Unearthing beneficial microbe rhizosphere competence traits in vivo

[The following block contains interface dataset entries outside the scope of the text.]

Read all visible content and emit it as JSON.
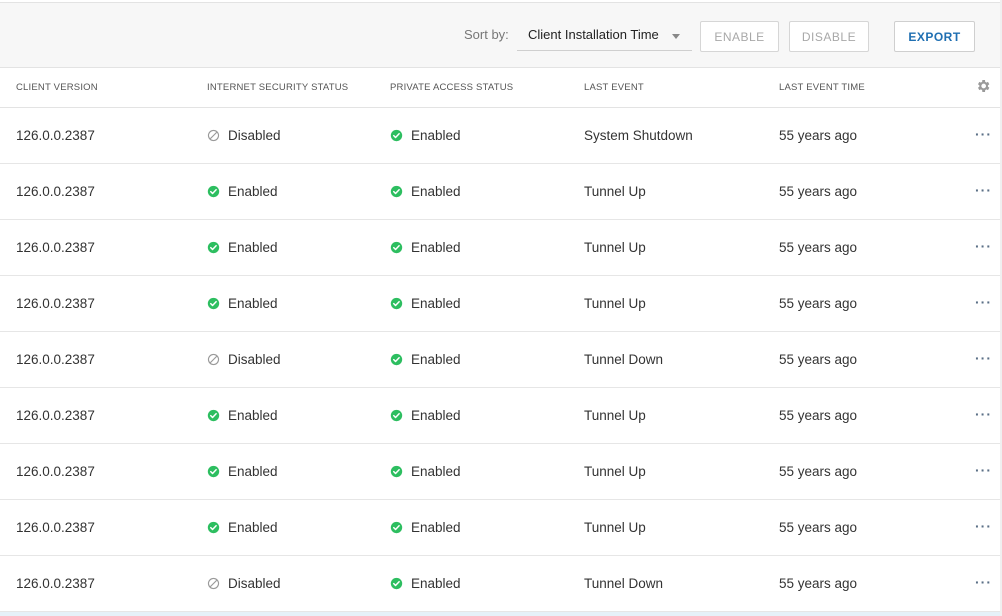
{
  "toolbar": {
    "sort_label": "Sort by:",
    "sort_value": "Client Installation Time",
    "enable_label": "ENABLE",
    "disable_label": "DISABLE",
    "export_label": "EXPORT"
  },
  "table": {
    "headers": {
      "client_version": "CLIENT VERSION",
      "internet_security_status": "INTERNET SECURITY STATUS",
      "private_access_status": "PRIVATE ACCESS STATUS",
      "last_event": "LAST EVENT",
      "last_event_time": "LAST EVENT TIME"
    },
    "rows": [
      {
        "version": "126.0.0.2387",
        "isec": "Disabled",
        "priv": "Enabled",
        "event": "System Shutdown",
        "time": "55 years ago"
      },
      {
        "version": "126.0.0.2387",
        "isec": "Enabled",
        "priv": "Enabled",
        "event": "Tunnel Up",
        "time": "55 years ago"
      },
      {
        "version": "126.0.0.2387",
        "isec": "Enabled",
        "priv": "Enabled",
        "event": "Tunnel Up",
        "time": "55 years ago"
      },
      {
        "version": "126.0.0.2387",
        "isec": "Enabled",
        "priv": "Enabled",
        "event": "Tunnel Up",
        "time": "55 years ago"
      },
      {
        "version": "126.0.0.2387",
        "isec": "Disabled",
        "priv": "Enabled",
        "event": "Tunnel Down",
        "time": "55 years ago"
      },
      {
        "version": "126.0.0.2387",
        "isec": "Enabled",
        "priv": "Enabled",
        "event": "Tunnel Up",
        "time": "55 years ago"
      },
      {
        "version": "126.0.0.2387",
        "isec": "Enabled",
        "priv": "Enabled",
        "event": "Tunnel Up",
        "time": "55 years ago"
      },
      {
        "version": "126.0.0.2387",
        "isec": "Enabled",
        "priv": "Enabled",
        "event": "Tunnel Up",
        "time": "55 years ago"
      },
      {
        "version": "126.0.0.2387",
        "isec": "Disabled",
        "priv": "Enabled",
        "event": "Tunnel Down",
        "time": "55 years ago"
      }
    ]
  },
  "icons": {
    "enabled": "check-circle-icon",
    "disabled": "disabled-circle-icon",
    "settings": "gear-icon",
    "row_menu": "more-horizontal-icon"
  },
  "colors": {
    "enabled": "#2dbe60",
    "disabled": "#9a9a9a",
    "accent": "#1f6fb2"
  },
  "more_glyph": "···"
}
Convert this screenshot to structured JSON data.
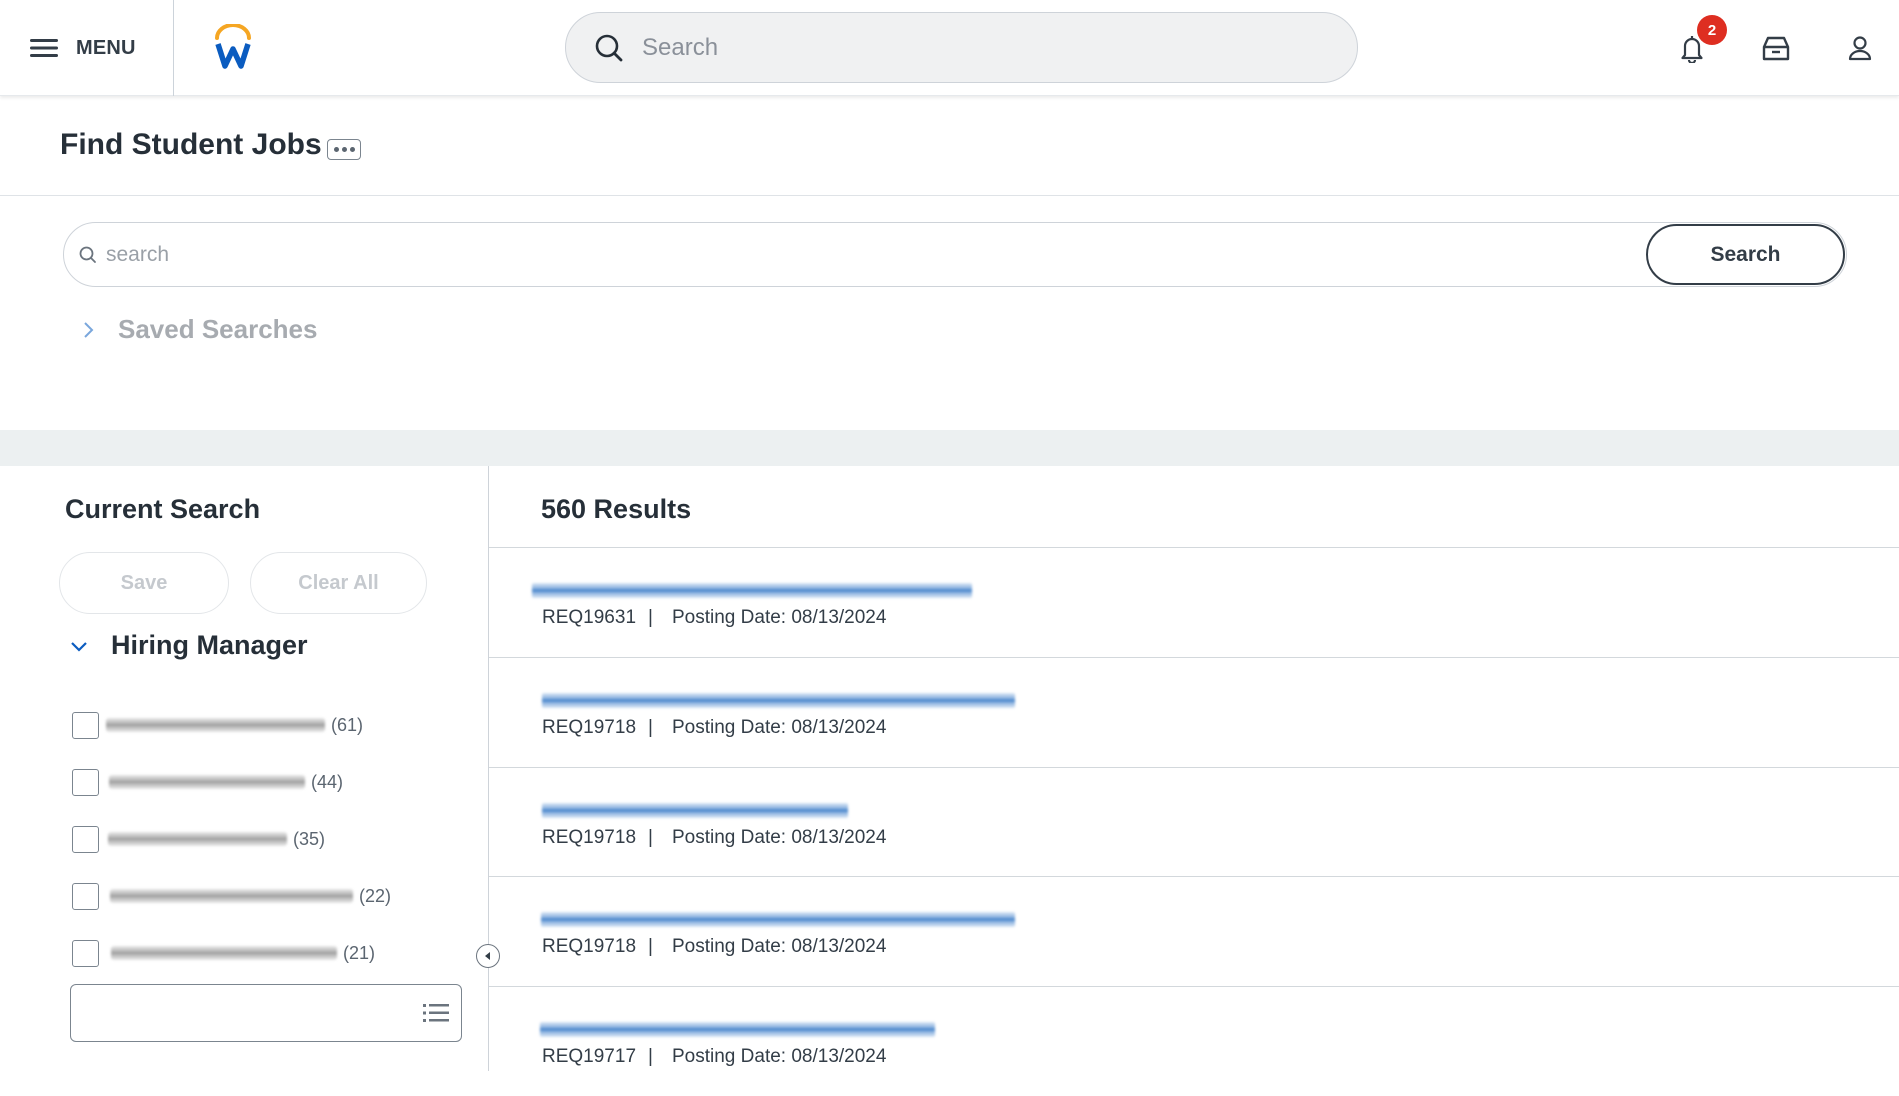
{
  "header": {
    "menu_label": "MENU",
    "logo": "workday-logo",
    "search_placeholder": "Search",
    "notification_count": "2",
    "icons": [
      "menu-icon",
      "search-icon",
      "bell-icon",
      "inbox-icon",
      "user-icon"
    ]
  },
  "page": {
    "title": "Find Student Jobs",
    "more_icon": "ellipsis-icon"
  },
  "search": {
    "placeholder": "search",
    "value": "",
    "button_label": "Search",
    "saved_searches_label": "Saved Searches"
  },
  "left_panel": {
    "heading": "Current Search",
    "save_label": "Save",
    "clear_all_label": "Clear All",
    "facet_heading": "Hiring Manager",
    "facets": [
      {
        "name": "[redacted]",
        "count": "(61)",
        "checked": false
      },
      {
        "name": "[redacted]",
        "count": "(44)",
        "checked": false
      },
      {
        "name": "[redacted]",
        "count": "(35)",
        "checked": false
      },
      {
        "name": "[redacted]",
        "count": "(22)",
        "checked": false
      },
      {
        "name": "[redacted]",
        "count": "(21)",
        "checked": false
      }
    ],
    "facet_prompt_value": ""
  },
  "results": {
    "count_label": "560 Results",
    "items": [
      {
        "title": "[redacted]",
        "req": "REQ19631",
        "separator": "|",
        "posting": "Posting Date: 08/13/2024"
      },
      {
        "title": "[redacted]",
        "req": "REQ19718",
        "separator": "|",
        "posting": "Posting Date: 08/13/2024"
      },
      {
        "title": "[redacted]",
        "req": "REQ19718",
        "separator": "|",
        "posting": "Posting Date: 08/13/2024"
      },
      {
        "title": "[redacted]",
        "req": "REQ19718",
        "separator": "|",
        "posting": "Posting Date: 08/13/2024"
      },
      {
        "title": "[redacted]",
        "req": "REQ19717",
        "separator": "|",
        "posting": "Posting Date: 08/13/2024"
      }
    ]
  },
  "colors": {
    "brand_blue": "#0b5cc0",
    "brand_orange": "#f5a623",
    "badge_red": "#de2e21",
    "text_dark": "#262f38",
    "band_gray": "#ecf0f1"
  }
}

Fixation of solar energy in plants through photosynthesis drives all life on our planet. Up to 20% of the carbohydrates produced by photosynthesis are released into the soil, making plants central players in the belowground food web. In nature, plant roots live in close association with countless microbes, also known as the root microbiome. Beneficial microbes provide plants with important services, such as enhanced nutrient uptake and protection against diseases. Because of their potential to sustainably improve crop production, increasingly microbial products are registered for biofertilization and biological control purposes in agriculture. However, despite their promise under controlled conditions, bioinoculant efficacy can vary in the field. This can be caused by variable environmental conditions that influence microbial performance, unidentified negative interactions with local microbiome communities, or a suboptimal match with plant genotype. Hence, an in-depth understanding of the microbial traits that influence rhizosphere competence is urgently needed for the development of more persistent microbial products for future crop improvement. In the proposed interdisciplinary project, we blend expertise from the fields of microbial genetics, microbiome metagenomics, computational modelling and molecular plant biology to devise an innovative approach in which we use high-throughput trait identification methodologies to discover: microbial rhizosphere competence traits that influence the success of bioinoculants, root microbiomes traits that affect rhizosphere competence of bioinoculants, and the mechanisms by which root exudates affect plant-beneficial microbe interactions. With our industrial partner Novozymes, world leader in the market of bioinoculants, we will analyze the predictive power of our findings in the field.





Prof. dr. ir. C.M.J. Pieterse

Verbonden aan

Universiteit Utrecht, Faculteit B├Ętawetenschappen, Departement Biologie


01/09/2018 tot 01/01/2022